“This high demand for fine wines and spirits continued throughout the summer and for the next few weeks beyond,” says Mr Graham. “The initial jump has now died away noticeably, although we are still seeing some interest across all sectors, especially at the very top end.”

Of course, a cheap pound is not good news for UK companies trying to buy abroad. “Sterling fell through the floor after Brexit,” says Mr Graham. “But since it has partially recovered against the euro, it means it’s easier for UK merchants to restock. In addition, sterling remains weak against the and so wine lovers in the US and in Hong Kong, whose dollar is pegged to that of the US, can still find relative value in the UK if they’re canny.” Mr Graham has visited Hong Kong since the referendum to meet wealthy potential customers.

Amanda Skinner, director of wine merchant Private Cellar, reports strong sales abroad. “After demand from the Far East came to a stuttering halt in mid-2011, there was a lot of overpriced stock out there,” she says. “It has taken some time to sell through the system. Clearly by June 2016, that stock was sold and they were ready to restock.”

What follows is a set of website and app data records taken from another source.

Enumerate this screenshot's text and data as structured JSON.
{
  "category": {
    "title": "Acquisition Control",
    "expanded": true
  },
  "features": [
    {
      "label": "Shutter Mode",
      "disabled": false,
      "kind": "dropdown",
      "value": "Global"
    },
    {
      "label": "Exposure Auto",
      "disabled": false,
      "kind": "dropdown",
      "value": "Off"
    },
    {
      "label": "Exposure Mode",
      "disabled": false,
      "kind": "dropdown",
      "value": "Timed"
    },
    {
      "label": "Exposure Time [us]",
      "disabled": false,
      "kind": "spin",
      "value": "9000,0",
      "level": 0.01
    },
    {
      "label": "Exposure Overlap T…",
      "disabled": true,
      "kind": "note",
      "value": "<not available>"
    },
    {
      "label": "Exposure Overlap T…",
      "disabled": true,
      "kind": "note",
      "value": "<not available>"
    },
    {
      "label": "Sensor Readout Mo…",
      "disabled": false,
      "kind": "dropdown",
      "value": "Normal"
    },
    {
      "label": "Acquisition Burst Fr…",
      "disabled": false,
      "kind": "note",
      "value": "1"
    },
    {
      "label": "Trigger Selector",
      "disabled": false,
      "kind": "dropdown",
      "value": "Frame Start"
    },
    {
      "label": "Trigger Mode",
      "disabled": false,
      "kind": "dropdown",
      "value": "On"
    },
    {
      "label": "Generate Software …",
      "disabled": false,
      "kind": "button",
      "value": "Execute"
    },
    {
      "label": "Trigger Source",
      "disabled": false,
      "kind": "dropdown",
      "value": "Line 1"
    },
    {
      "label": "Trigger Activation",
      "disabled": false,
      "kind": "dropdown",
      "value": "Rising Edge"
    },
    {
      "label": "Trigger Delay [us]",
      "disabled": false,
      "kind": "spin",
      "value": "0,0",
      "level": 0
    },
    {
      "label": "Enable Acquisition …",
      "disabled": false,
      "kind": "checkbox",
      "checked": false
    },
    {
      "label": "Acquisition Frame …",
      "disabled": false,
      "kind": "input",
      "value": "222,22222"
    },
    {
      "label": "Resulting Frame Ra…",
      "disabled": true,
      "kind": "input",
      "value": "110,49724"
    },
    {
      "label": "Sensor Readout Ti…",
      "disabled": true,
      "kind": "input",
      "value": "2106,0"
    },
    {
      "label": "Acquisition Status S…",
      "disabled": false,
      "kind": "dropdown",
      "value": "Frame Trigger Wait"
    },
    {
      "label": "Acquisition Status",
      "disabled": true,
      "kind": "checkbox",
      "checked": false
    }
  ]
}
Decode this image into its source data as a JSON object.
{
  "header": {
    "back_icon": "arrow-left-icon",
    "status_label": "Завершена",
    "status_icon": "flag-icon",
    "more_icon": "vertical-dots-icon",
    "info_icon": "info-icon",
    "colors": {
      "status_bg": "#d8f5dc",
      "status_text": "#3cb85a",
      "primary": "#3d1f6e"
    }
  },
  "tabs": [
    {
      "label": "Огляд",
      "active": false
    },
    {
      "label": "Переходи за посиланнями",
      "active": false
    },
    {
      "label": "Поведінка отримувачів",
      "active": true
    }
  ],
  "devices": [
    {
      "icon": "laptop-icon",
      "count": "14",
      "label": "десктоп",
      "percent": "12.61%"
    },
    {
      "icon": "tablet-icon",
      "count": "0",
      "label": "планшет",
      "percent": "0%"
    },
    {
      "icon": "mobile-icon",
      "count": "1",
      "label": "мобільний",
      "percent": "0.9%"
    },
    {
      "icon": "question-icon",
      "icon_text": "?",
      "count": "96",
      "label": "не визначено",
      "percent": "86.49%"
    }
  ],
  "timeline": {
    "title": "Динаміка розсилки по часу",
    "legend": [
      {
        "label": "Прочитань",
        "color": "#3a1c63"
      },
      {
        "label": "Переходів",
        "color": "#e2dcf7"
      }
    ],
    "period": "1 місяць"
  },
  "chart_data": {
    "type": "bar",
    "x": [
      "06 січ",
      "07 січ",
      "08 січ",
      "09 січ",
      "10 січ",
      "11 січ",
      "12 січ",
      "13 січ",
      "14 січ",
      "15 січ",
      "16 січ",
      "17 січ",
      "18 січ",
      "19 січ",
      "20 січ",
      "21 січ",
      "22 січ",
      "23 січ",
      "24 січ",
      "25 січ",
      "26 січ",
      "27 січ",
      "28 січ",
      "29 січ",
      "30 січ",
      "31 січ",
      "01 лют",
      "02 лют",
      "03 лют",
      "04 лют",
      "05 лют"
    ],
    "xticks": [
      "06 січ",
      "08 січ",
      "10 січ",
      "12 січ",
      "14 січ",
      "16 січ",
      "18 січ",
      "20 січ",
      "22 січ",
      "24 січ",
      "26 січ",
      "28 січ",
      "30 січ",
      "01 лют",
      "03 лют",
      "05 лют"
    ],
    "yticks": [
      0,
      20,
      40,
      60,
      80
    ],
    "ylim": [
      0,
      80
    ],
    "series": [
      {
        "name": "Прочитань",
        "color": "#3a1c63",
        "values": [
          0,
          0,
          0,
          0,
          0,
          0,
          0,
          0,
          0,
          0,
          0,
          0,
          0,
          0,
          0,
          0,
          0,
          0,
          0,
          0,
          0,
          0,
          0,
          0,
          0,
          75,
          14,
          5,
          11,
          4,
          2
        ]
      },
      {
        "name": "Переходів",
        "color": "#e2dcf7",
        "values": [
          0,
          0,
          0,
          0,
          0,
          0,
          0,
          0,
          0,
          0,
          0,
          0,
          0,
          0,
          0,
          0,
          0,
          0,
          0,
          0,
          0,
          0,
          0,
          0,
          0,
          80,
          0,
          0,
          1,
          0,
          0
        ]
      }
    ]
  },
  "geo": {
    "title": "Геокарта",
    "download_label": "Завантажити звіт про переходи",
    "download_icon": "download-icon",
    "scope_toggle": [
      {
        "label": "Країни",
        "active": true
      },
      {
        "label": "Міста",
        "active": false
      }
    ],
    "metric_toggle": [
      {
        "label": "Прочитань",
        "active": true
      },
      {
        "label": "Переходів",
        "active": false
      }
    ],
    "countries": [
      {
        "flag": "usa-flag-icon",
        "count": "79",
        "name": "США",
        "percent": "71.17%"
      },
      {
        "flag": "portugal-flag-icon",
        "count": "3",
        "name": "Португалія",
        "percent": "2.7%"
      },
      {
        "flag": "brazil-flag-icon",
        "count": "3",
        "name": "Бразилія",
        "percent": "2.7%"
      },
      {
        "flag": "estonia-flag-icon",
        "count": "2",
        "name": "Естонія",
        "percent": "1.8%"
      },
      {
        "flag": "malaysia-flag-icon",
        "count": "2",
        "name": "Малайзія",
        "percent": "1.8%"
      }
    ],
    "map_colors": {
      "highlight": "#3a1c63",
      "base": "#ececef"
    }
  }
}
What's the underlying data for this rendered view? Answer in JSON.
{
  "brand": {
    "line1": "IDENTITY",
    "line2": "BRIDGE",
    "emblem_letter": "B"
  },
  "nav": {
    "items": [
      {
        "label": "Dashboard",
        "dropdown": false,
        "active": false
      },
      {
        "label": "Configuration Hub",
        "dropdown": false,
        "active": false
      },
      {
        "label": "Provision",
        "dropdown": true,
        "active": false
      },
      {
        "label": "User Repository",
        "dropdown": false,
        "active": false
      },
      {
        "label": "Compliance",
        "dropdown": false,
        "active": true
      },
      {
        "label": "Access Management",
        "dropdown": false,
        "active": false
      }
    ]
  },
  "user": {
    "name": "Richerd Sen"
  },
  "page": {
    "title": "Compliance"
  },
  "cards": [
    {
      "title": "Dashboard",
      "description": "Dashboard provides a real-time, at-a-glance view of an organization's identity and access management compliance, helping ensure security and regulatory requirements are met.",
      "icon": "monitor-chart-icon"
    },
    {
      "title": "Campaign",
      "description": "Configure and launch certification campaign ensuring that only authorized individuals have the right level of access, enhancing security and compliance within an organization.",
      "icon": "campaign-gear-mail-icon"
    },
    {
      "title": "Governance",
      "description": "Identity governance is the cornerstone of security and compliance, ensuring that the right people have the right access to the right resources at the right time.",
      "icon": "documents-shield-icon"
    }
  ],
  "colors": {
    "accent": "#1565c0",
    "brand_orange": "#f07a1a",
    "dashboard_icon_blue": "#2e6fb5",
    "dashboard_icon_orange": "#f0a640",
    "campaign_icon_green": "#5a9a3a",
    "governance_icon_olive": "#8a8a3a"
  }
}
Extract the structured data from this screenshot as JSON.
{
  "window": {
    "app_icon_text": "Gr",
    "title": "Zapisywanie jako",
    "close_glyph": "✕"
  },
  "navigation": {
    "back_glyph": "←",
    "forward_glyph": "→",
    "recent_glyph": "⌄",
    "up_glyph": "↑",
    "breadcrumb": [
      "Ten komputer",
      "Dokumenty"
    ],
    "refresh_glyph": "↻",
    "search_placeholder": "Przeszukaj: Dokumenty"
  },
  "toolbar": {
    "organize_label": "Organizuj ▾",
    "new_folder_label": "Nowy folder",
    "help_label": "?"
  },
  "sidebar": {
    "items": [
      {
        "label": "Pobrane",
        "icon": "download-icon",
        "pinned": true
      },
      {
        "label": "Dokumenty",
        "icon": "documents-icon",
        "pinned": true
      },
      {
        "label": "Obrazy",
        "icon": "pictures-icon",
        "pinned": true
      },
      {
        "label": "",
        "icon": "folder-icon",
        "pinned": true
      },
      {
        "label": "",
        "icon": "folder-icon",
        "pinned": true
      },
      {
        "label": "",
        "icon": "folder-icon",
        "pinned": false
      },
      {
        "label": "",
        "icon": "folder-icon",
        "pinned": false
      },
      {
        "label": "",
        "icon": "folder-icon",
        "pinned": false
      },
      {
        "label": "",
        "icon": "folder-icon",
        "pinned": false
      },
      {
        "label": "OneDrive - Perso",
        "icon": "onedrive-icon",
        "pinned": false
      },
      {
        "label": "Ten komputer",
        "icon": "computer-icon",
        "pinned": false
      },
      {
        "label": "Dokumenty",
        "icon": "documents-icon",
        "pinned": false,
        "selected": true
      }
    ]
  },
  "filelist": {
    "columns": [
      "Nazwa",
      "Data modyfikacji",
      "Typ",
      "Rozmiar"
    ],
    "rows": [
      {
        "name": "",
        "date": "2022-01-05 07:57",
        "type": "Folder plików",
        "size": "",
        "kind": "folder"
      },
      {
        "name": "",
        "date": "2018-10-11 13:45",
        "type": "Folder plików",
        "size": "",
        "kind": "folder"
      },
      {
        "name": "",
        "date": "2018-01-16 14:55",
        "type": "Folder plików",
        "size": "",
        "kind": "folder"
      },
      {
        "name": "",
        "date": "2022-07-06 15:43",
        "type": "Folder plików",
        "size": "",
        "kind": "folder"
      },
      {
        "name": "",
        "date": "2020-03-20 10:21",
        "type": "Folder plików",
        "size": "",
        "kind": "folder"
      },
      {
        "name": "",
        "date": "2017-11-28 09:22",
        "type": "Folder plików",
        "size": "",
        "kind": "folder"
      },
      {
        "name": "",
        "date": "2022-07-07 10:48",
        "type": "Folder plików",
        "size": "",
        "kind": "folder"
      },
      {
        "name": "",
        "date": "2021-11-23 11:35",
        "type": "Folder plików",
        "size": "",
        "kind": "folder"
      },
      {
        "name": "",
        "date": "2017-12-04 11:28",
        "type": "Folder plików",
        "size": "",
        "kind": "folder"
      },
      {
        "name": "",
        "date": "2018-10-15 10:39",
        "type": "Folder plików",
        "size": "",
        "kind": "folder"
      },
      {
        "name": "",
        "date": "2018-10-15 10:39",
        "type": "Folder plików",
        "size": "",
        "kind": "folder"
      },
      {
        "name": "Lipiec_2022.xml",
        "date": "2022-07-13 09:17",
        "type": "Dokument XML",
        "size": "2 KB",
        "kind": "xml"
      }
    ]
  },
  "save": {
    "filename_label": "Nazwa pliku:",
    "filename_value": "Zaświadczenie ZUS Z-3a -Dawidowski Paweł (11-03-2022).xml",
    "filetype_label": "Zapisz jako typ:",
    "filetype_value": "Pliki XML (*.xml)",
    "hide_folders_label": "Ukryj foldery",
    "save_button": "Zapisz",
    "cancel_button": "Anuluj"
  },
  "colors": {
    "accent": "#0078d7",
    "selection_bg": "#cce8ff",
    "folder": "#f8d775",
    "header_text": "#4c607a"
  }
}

The mid-2011 fall came after a decade of Asian-led demand. The Liv-ex index of 100 fine wines rose 265 per cent between December 2003 and its peak in June 2011, when the release of a poor Bordeaux vintage and Chinese monetary tightening took effect. China’s crackdown launched in late 2012 on corrupt “gifting”, which often involved expensive bottles of wine, kept the index subdued.

Private Cellar says its overseas trade sales remain strong. With demand not just for first growths but across the board — mid-range Bordeaux, Burgundy, Rhône and Italy — Ms Skinner thinks that it is bona fide drinkers and not just investors who are buying.

As in other industries, from food to watches, manufacturers will reset prices to match sterling’s new level, says Joss Fowler of merchants Renaissance Vintners. “We’re more currency traders than wine merchants now,” he says. “One could argue that the fine wine market has been in the doldrums for a few years and that this is the beginning of a recovery. This may well be the case but the past few months have been about currency and not much else.”

Source: Sotheby's

This becomes more significant over the next few months as new wines are released — 2015 Burgundy in January next year and 2016 Bordeaux in April — and sterling nurses a loss of 10 per cent from its pre-referendum price.

Both wines seem strong, reports Tom Cave of Berry Bros & Rudd. "Red Burgundy in particular is being talked about as one of those once-a-decade superstar years for which true Burgundy lovers will pay plenty. Although early reports suggest prices will be high . . . in a vintage as fine as this, wines from all levels will be delicious."

Mr Fowler suggests that these Burgundy and Bordeaux sales are important to watch. "If the quality is there and it sells [to consumers], then it can give the market a kick-start," he says. "If it doesn't sell, though, then it can put us back in said doldrums."

Toby Herbertson, fine wine buyer at merchants Goedhuis & Co, agrees. For him, the 2016 Bordeaux en primeur (wine futures) campaign will be the bellwether. "Bordeaux takes up the majority of the market . . . and a bad en primeur campaign can really put the mockers on things."

It is not a scene of total despair for wine merchants. According to Jamie Graham of Brunswick, a case of 12 bottles of 2005 Chateau Lafite Rothschild that was selling in January 2016 for about £3,600 is now worth around £4,650, while a case of 1996 Chateau Mouton Rothschild that was £5,800 in January is now £8,800.

Mr Herbertson is divided between fear and hope. "Long term, who knows what's going to happen, especially if in a post-Brexit world we find trade tariffs imposed?

"But we shouldn't be too alarmed. Sterling is going up and there's still a reasonable amount of stock."